**TASK STATEMENT**
Print all the records exactly, please.

Segment Start: GIVEN RECORDS

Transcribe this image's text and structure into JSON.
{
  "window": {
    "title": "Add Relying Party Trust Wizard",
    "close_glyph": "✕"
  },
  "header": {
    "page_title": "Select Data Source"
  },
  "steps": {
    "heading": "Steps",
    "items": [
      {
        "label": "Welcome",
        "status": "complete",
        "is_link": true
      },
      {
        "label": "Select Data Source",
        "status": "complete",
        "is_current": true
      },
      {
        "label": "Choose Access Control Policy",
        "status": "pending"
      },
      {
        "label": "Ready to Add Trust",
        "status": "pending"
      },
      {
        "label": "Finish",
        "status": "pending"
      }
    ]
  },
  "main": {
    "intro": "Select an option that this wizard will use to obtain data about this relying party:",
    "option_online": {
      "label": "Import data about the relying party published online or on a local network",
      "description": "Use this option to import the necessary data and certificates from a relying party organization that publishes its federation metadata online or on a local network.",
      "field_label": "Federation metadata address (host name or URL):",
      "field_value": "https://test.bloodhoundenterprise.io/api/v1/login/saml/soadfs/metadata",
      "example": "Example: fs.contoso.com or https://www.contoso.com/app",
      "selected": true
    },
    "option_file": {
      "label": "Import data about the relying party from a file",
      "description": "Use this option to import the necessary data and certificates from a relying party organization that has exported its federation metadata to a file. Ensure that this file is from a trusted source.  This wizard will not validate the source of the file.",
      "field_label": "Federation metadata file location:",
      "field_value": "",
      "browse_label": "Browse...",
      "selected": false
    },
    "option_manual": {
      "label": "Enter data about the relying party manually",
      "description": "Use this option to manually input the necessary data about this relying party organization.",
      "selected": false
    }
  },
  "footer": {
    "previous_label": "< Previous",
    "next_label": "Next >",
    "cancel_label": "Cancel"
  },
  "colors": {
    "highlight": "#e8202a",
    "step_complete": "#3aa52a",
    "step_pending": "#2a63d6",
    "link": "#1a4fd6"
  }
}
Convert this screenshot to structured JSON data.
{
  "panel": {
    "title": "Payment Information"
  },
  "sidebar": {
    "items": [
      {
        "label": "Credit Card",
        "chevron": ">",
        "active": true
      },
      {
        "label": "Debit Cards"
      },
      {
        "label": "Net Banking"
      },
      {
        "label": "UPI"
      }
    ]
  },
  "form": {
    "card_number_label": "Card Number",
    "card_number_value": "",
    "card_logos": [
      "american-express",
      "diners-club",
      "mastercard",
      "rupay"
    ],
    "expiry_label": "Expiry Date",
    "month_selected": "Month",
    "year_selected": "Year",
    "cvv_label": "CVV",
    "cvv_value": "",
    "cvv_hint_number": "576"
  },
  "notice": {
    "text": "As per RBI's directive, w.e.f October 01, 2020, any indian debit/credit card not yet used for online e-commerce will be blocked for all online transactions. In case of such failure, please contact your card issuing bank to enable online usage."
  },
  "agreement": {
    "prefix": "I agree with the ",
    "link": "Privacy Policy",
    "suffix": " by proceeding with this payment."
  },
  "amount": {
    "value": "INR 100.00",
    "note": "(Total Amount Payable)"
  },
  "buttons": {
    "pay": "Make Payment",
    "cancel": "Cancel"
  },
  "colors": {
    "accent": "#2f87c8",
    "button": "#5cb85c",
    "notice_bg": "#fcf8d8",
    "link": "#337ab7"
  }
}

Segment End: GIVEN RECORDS

**TASK SOLUTION**
Transcribe this image's text and structure into JSON.
{
  "window": {
    "title": "Add Relying Party Trust Wizard",
    "close_glyph": "✕"
  },
  "header": {
    "page_title": "Select Data Source"
  },
  "steps": {
    "heading": "Steps",
    "items": [
      {
        "label": "Welcome",
        "status": "complete",
        "is_link": true
      },
      {
        "label": "Select Data Source",
        "status": "complete",
        "is_current": true
      },
      {
        "label": "Choose Access Control Policy",
        "status": "pending"
      },
      {
        "label": "Ready to Add Trust",
        "status": "pending"
      },
      {
        "label": "Finish",
        "status": "pending"
      }
    ]
  },
  "main": {
    "intro": "Select an option that this wizard will use to obtain data about this relying party:",
    "option_online": {
      "label": "Import data about the relying party published online or on a local network",
      "description": "Use this option to import the necessary data and certificates from a relying party organization that publishes its federation metadata online or on a local network.",
      "field_label": "Federation metadata address (host name or URL):",
      "field_value": "https://test.bloodhoundenterprise.io/api/v1/login/saml/soadfs/metadata",
      "example": "Example: fs.contoso.com or https://www.contoso.com/app",
      "selected": true
    },
    "option_file": {
      "label": "Import data about the relying party from a file",
      "description": "Use this option to import the necessary data and certificates from a relying party organization that has exported its federation metadata to a file. Ensure that this file is from a trusted source.  This wizard will not validate the source of the file.",
      "field_label": "Federation metadata file location:",
      "field_value": "",
      "browse_label": "Browse...",
      "selected": false
    },
    "option_manual": {
      "label": "Enter data about the relying party manually",
      "description": "Use this option to manually input the necessary data about this relying party organization.",
      "selected": false
    }
  },
  "footer": {
    "previous_label": "< Previous",
    "next_label": "Next >",
    "cancel_label": "Cancel"
  },
  "colors": {
    "highlight": "#e8202a",
    "step_complete": "#3aa52a",
    "step_pending": "#2a63d6",
    "link": "#1a4fd6"
  }
}
Convert this screenshot to structured JSON data.
{
  "panel": {
    "title": "Payment Information"
  },
  "sidebar": {
    "items": [
      {
        "label": "Credit Card",
        "chevron": ">",
        "active": true
      },
      {
        "label": "Debit Cards"
      },
      {
        "label": "Net Banking"
      },
      {
        "label": "UPI"
      }
    ]
  },
  "form": {
    "card_number_label": "Card Number",
    "card_number_value": "",
    "card_logos": [
      "american-express",
      "diners-club",
      "mastercard",
      "rupay"
    ],
    "expiry_label": "Expiry Date",
    "month_selected": "Month",
    "year_selected": "Year",
    "cvv_label": "CVV",
    "cvv_value": "",
    "cvv_hint_number": "576"
  },
  "notice": {
    "text": "As per RBI's directive, w.e.f October 01, 2020, any indian debit/credit card not yet used for online e-commerce will be blocked for all online transactions. In case of such failure, please contact your card issuing bank to enable online usage."
  },
  "agreement": {
    "prefix": "I agree with the ",
    "link": "Privacy Policy",
    "suffix": " by proceeding with this payment."
  },
  "amount": {
    "value": "INR 100.00",
    "note": "(Total Amount Payable)"
  },
  "buttons": {
    "pay": "Make Payment",
    "cancel": "Cancel"
  },
  "colors": {
    "accent": "#2f87c8",
    "button": "#5cb85c",
    "notice_bg": "#fcf8d8",
    "link": "#337ab7"
  }
}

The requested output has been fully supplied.